Yes, it's hard to have multiples and feel divided. But I hate, hate, HATE when other people feel sorry for me. I despise comments like "I could never do it!" and "I'll never transfer more than one embryo!" that imply that I have drawn the short straw. I hate when people assume that my girls are being cheated. They get less of me, less of my husband, less stuff, less love, less attention. It makes me feel like I shouldn't even bother; it will never be "even," they'll always be resentful and short-changed. I don't need more guilt, dammit.

Bah. Sorry to be so angry. Obviously this thought is a sore point with me.


Anonymous said...

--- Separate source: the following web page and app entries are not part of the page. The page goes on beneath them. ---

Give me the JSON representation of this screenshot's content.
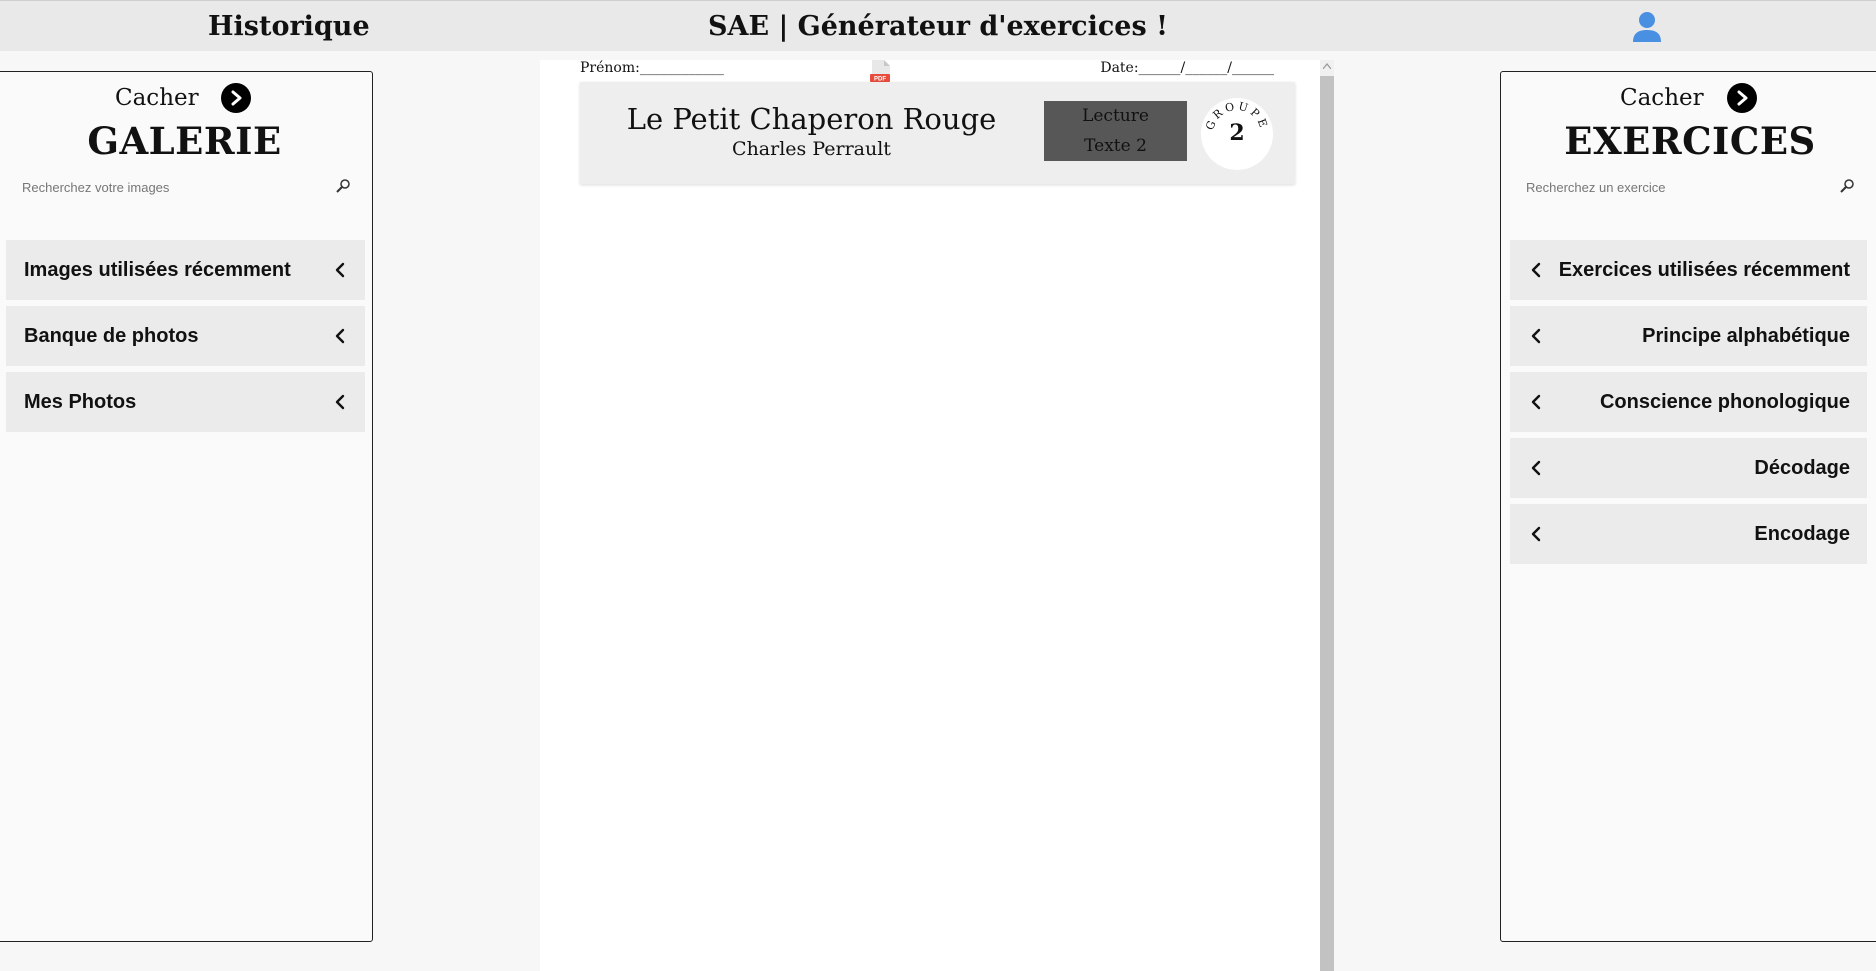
{
  "header": {
    "history_label": "Historique",
    "app_title": "SAE | Générateur d'exercices !",
    "accent_color": "#4a90e2"
  },
  "gallery": {
    "hide_label": "Cacher",
    "title": "GALERIE",
    "search_placeholder": "Recherchez votre images",
    "items": [
      {
        "label": "Images utilisées récemment"
      },
      {
        "label": "Banque de photos"
      },
      {
        "label": "Mes Photos"
      }
    ]
  },
  "exercises": {
    "hide_label": "Cacher",
    "title": "EXERCICES",
    "search_placeholder": "Recherchez un exercice",
    "items": [
      {
        "label": "Exercices utilisées récemment"
      },
      {
        "label": "Principe alphabétique"
      },
      {
        "label": "Conscience phonologique"
      },
      {
        "label": "Décodage"
      },
      {
        "label": "Encodage"
      }
    ]
  },
  "document": {
    "name_field": "Prénom:____________",
    "date_field": "Date:______/______/______",
    "pdf_icon_label": "PDF",
    "book_title": "Le Petit Chaperon Rouge",
    "author": "Charles Perrault",
    "level_line1": "Lecture",
    "level_line2": "Texte 2",
    "badge_word": "GROUPE",
    "badge_number": "2"
  }
}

I get what Linda says. I hate people who tell me they don't know how I do it with two. People--parents of multiples "do it" because we have to. But at the same time, I spent a lot of time resenting the fact that I had two babies at once. Jody, you put it more eloquently than I ever did but it doesn't change the resentment. The guilt that followed this was also profound--how dare I feel resentment when I had waited all this time to get pregnant, to have babies. But it was there, and denying it did not make it go away--heck sometimes when I see how easily other moms transport singletons all over the place I still resent it.

Leann said...

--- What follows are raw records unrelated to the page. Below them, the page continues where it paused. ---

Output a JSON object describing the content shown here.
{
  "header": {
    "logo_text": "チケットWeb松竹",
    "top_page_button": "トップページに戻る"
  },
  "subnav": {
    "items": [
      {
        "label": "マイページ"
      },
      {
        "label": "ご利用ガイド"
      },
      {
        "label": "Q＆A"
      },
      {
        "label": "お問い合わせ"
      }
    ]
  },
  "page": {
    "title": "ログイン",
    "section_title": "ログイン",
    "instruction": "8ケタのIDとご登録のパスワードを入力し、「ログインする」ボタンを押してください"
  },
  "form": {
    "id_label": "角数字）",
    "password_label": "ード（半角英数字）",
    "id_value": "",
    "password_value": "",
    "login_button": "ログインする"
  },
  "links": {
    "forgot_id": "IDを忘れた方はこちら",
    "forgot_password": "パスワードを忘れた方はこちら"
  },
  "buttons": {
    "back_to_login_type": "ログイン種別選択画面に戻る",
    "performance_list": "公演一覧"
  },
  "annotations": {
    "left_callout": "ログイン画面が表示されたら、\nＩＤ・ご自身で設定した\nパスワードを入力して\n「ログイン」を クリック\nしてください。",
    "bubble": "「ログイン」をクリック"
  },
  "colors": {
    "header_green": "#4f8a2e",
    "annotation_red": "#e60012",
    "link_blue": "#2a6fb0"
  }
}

When people say to me "I don't know how you do it" I usually agree because many days I don't know how I do it either. Often 7pm hits and I can't believe I've made it through another day. Having twins is really 4x the work of having a singleton (I do know, I had one of my babies home for a long time before I had both home; having only one was easy in comparison). Yet, I don't feel my twins are missing my attention because they're twins, often one is missing my attention because the other is so needy. Perhaps my little boy got used to having me to himself for those weeks that his sister was still in the hospital, or perhaps it's just a personality thing, but he wants my attention more, and he knows how to get it, so he does. As I snuggle my cuddly boy who just cried huge tears when I didn't pick him up as I walked past him, I gaze at his sister, content with her pacifier, content to roll around on the floor and I feel sorry for her. Sorry that it's so easy for me to let her play there independently. Truthfully, she's not as cuddly, she's more rigid, he's like a big teddy bear, she loves to snuggle, but he cries monster tears for it. I'm just glad she's her Daddy's little girl, it's obvious he gravitates to her the most. There is a reason parents come in two's and thank goodness when it comes to multiples there are mothers AND fathers.

Anonymous said...

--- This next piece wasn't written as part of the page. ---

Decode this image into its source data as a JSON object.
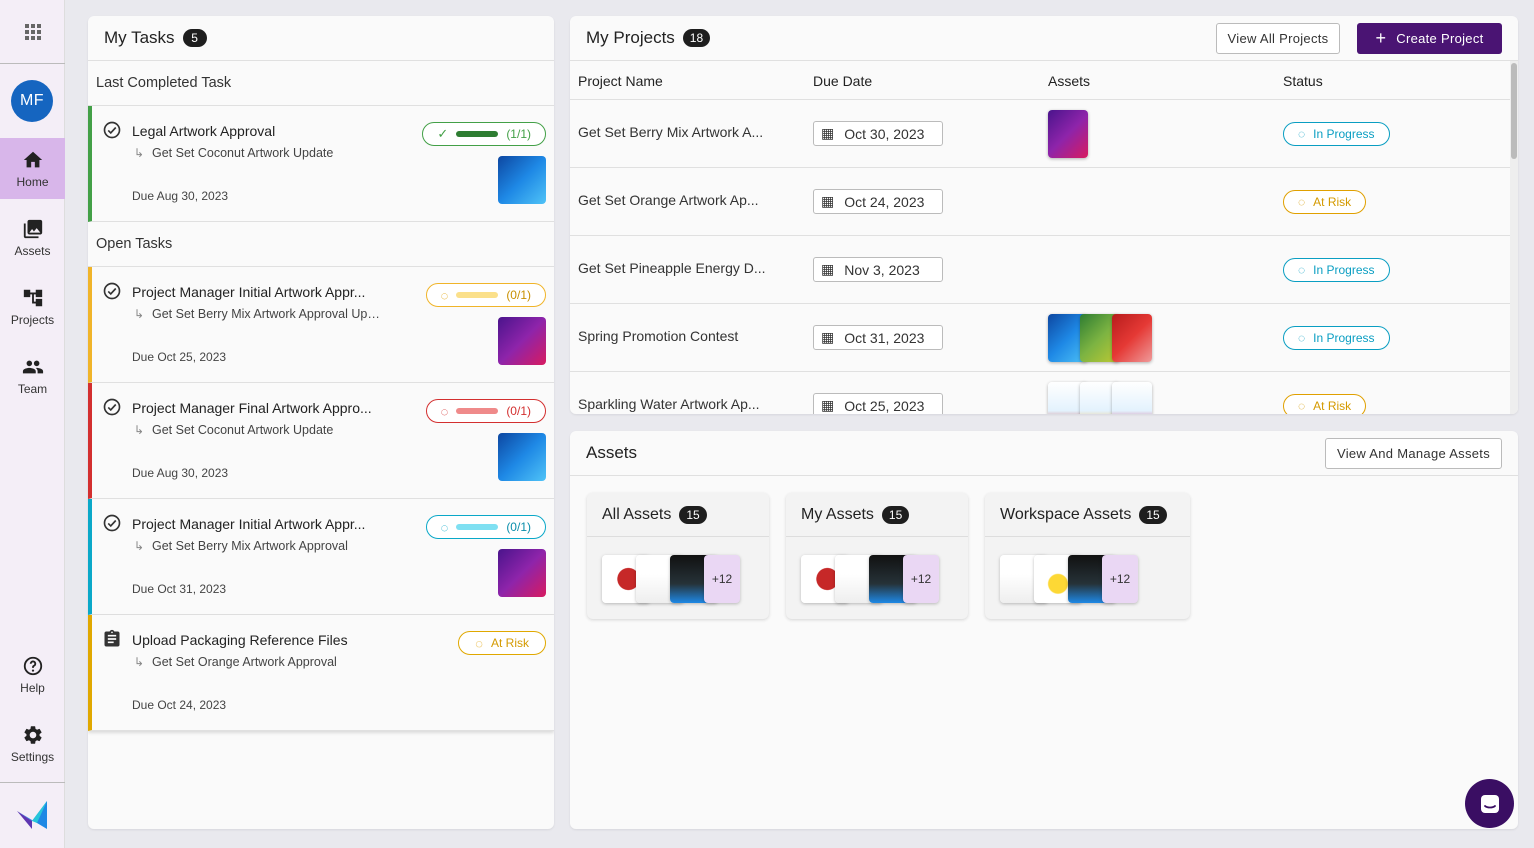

I had one baby after years of infertility, then I got the NICU experience too. Then I had secondary infertility which went unresolved ie I now have one child, who is six.
As he grows up and the baby-time gets further away, I find myself thinking about how fortunate he and I have been to have that close one-to-one relationship in which I did feel that I made it up to him for his very rocky start in life and initial separation from me, his mother. However, at the same time, I have daily pangs about not having been able to have another child. The pangs are more for me than for him. I think he's fine being an only child, that's what he knows and is happy with. I of course feel that he's so wonderful that having another would be wonderful (though of course I'd have ambivalence about mothering a baby, as I did with him.)
No babyhood is perfect and no mother is perfect either.